::: SUPPLIED MATERIAL :::
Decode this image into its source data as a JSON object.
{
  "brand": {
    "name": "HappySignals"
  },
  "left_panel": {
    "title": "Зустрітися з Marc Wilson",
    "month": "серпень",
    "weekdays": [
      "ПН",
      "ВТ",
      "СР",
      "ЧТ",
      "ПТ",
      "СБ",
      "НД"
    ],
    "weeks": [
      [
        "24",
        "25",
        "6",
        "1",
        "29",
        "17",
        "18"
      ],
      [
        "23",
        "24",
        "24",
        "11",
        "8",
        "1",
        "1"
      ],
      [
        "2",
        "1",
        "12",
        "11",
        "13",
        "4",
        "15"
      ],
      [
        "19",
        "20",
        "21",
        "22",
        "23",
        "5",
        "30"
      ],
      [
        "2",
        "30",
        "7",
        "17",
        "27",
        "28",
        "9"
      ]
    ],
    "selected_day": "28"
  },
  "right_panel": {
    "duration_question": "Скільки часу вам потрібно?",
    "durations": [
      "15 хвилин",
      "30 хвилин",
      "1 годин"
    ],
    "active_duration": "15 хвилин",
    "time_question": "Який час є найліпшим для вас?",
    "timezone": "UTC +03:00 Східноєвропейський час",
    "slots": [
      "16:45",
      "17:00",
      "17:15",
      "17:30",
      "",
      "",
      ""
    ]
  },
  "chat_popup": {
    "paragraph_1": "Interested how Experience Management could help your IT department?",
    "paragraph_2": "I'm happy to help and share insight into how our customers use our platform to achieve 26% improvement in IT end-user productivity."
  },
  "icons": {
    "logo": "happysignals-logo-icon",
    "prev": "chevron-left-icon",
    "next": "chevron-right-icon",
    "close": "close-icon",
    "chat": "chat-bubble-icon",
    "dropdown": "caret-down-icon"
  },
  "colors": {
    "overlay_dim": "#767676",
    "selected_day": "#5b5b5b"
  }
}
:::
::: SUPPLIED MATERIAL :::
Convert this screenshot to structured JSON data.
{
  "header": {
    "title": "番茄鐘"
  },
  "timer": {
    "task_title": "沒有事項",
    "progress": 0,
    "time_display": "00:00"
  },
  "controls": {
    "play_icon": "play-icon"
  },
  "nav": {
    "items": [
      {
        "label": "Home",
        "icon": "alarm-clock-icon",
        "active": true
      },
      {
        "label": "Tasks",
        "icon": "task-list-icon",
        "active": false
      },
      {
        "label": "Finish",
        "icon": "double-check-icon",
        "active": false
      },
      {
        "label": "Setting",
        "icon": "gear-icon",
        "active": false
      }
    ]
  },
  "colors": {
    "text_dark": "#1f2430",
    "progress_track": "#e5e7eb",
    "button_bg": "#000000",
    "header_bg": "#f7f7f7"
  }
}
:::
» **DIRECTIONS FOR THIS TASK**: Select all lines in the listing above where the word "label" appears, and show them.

» **SOLUTION**:
        "label": "Home",
        "label": "Tasks",
        "label": "Finish",
        "label": "Setting",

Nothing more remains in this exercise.